Thursday, January 16, 2014



It's STILL the characters, stupid

A dramatic problem (suffering) is always about someone rather than something. Someone - some character - is acting to undermine or threaten the safety of another character or group of characters, or a character is threatened by a force of nature or super-nature. The problem is only ever definable in terms of who is experiencing it and where it may lead them. You can’t make drama out of a job, or a sack of money, or a property, not unless it is related to the well-being, safety, comfort or otherwise of characters. Problems must be personal if they are to be dramatic problems. The solutions, as well, are not ideas, or treaties, but persons - characters who hunt down the clues, who supply the needs, who fight the fight.

Some times I wonder if the prevalence of passive characters in so many of the screenplays I have read is due in part to something more dramatic than laziness or lack of talent. Perhaps the presence of such characters is an expression of some kind of misguided strategy for explaining oneself into the hearts and minds of one’s readers. On one level, they might indicate that the writer simply hasn’t done the work, but on another level, perhaps the passive character is symptomatic of some raw, ill-managed fear, the unwitting embodiment of some personal neurosis that vicariously seeks to avoid failure by avoiding being anything at all. 

Wednesday, January 1, 2014

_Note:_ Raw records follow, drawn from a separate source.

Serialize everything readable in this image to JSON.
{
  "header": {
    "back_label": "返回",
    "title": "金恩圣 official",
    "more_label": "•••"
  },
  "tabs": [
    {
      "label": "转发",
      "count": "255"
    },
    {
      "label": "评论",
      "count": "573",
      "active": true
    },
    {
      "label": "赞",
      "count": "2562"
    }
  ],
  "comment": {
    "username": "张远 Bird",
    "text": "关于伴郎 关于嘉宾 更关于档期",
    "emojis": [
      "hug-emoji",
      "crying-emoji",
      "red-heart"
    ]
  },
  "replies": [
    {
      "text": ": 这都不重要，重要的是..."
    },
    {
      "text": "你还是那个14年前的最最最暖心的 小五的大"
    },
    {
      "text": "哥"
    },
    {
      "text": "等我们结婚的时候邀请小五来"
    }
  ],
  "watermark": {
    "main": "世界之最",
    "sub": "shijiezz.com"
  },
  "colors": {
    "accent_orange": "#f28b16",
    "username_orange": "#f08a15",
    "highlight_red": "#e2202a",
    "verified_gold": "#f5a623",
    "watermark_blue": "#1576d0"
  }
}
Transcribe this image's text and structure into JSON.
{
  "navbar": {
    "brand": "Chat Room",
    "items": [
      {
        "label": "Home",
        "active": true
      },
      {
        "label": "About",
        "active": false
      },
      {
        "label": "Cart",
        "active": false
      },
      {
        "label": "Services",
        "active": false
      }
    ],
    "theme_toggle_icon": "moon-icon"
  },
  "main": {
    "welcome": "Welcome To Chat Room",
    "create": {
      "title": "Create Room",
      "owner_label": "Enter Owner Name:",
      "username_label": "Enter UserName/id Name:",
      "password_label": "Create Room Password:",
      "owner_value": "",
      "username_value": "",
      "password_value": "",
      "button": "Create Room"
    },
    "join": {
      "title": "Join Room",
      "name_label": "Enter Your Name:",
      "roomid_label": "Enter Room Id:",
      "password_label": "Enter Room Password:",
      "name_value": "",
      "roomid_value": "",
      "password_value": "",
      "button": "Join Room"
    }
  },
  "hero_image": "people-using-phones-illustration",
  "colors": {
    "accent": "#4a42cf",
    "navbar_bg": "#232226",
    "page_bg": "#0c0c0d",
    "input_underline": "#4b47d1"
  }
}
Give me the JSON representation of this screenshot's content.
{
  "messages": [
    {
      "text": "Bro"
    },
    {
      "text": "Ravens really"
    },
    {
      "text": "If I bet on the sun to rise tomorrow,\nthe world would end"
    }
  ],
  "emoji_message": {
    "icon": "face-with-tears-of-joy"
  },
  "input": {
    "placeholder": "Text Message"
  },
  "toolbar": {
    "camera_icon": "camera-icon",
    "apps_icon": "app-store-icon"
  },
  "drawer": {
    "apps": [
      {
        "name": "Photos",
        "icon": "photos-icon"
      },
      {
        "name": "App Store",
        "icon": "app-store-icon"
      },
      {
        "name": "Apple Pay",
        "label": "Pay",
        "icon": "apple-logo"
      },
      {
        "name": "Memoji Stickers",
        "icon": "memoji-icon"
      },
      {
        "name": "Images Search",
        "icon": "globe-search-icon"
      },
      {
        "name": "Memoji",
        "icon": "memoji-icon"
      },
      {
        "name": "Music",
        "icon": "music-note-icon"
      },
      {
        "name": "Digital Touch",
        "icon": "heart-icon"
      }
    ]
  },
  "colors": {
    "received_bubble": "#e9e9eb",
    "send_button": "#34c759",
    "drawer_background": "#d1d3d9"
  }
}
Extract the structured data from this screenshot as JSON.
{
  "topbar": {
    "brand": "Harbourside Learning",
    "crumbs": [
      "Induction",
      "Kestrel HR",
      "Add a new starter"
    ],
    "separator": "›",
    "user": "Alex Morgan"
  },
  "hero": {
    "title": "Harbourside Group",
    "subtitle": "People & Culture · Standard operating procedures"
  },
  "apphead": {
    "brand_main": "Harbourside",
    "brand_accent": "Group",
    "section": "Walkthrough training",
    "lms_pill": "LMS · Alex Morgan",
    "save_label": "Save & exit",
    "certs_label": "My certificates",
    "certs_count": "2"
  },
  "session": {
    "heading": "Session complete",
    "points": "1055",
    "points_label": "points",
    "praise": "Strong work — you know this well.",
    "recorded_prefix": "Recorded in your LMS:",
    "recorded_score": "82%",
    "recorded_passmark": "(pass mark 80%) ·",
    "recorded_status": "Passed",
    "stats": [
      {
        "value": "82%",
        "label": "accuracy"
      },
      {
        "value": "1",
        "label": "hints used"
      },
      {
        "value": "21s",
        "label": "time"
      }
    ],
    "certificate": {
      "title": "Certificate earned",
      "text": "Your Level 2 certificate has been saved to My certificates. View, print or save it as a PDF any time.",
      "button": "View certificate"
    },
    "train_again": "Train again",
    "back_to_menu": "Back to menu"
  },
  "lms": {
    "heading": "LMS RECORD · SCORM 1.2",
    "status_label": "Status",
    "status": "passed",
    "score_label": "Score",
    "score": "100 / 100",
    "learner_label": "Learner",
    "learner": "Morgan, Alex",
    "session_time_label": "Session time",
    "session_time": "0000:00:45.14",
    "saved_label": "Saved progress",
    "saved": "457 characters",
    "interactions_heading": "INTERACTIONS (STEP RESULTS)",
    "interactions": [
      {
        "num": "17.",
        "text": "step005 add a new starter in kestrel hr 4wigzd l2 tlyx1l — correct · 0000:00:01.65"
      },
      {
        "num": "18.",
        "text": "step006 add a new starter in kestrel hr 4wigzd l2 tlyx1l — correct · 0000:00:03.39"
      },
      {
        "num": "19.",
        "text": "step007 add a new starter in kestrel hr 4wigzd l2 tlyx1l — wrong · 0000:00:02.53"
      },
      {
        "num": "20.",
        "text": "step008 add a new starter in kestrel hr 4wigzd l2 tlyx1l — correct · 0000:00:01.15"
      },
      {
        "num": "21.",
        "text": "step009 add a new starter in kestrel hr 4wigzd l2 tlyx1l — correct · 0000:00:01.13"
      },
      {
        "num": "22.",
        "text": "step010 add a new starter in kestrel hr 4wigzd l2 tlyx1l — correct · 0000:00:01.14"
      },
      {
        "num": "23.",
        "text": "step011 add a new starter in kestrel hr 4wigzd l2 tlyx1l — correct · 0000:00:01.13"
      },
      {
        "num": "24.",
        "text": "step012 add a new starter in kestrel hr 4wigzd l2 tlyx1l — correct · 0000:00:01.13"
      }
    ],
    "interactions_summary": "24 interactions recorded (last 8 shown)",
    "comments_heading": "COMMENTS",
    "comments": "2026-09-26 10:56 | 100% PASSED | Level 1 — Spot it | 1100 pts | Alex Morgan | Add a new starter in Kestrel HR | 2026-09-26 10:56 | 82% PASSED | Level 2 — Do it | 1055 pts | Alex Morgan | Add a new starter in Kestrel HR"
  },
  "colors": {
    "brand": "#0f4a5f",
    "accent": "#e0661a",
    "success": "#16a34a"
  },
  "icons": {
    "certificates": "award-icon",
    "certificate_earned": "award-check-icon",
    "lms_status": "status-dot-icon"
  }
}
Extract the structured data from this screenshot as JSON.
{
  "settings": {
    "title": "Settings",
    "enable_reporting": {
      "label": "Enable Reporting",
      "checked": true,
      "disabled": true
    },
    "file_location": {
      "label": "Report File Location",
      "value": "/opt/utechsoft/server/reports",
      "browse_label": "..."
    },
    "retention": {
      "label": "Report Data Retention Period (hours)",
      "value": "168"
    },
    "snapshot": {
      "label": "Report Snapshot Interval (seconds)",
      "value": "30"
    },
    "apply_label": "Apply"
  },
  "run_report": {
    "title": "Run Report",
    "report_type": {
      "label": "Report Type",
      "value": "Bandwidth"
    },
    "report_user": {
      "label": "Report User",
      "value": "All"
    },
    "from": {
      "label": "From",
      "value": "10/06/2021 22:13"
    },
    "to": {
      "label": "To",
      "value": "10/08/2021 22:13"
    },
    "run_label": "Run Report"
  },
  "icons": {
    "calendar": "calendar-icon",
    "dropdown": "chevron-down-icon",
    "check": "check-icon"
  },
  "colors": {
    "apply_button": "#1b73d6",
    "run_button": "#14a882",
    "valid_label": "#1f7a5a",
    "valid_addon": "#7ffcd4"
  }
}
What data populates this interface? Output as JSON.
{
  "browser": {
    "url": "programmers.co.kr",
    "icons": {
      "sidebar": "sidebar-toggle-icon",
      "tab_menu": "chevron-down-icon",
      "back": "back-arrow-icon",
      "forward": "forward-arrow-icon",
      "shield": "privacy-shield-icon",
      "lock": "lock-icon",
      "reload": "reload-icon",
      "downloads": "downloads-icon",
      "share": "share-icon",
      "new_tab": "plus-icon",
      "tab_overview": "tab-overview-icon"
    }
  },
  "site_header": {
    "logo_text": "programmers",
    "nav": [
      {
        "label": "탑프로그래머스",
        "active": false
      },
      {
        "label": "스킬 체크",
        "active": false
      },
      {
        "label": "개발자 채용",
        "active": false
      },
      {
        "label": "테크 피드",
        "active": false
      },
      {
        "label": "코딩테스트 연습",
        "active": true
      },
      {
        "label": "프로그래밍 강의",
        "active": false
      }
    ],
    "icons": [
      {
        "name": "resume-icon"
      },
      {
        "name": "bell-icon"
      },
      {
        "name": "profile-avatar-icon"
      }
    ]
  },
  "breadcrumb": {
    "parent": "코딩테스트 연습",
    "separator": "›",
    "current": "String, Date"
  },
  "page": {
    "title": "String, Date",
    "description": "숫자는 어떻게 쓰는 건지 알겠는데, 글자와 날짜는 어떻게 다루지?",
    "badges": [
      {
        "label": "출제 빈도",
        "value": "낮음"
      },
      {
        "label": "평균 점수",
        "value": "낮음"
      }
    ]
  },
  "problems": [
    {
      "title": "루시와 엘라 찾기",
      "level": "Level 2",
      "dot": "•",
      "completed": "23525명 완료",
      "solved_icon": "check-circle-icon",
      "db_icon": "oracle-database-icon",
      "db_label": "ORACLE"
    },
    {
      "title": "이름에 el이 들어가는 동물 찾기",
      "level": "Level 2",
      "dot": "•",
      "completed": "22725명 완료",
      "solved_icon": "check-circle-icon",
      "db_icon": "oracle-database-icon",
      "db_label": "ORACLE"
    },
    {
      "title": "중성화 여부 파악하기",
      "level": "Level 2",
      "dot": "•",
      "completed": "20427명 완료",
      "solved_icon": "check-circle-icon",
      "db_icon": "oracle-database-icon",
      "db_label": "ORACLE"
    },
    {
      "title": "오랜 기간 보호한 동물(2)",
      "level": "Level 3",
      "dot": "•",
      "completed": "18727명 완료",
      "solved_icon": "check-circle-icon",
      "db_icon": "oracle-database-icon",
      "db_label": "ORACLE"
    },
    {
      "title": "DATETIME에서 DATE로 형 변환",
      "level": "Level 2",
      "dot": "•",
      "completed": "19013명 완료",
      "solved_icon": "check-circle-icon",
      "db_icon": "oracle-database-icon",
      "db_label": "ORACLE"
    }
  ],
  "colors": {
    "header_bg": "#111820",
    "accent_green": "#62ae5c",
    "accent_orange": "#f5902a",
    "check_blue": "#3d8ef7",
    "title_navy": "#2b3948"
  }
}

The sooner a writer realizes that s/he is not in control the better. A writer's job is not to rule like some grand puppeteer pulling the strings of the characters, but to free them, and in so doing, to liberate him/herself from the tyranny of proprietorship. As the writer relinquishes control, s/he begins to see that the written story's fundamental purpose is to inspire vision, and bring about the birth of the story that is directed, which in its way inspires the illumination of the edit and sound design, thus bringing about the incarnation of the story that is eventually transformed into the audience's experience of it. Understanding the inherent generosity of this process is crucial to grasping the most important insight of all - namely that there is nothing to own, that the art of the invisible - i.e.: screen storytelling - is about getting out of the way.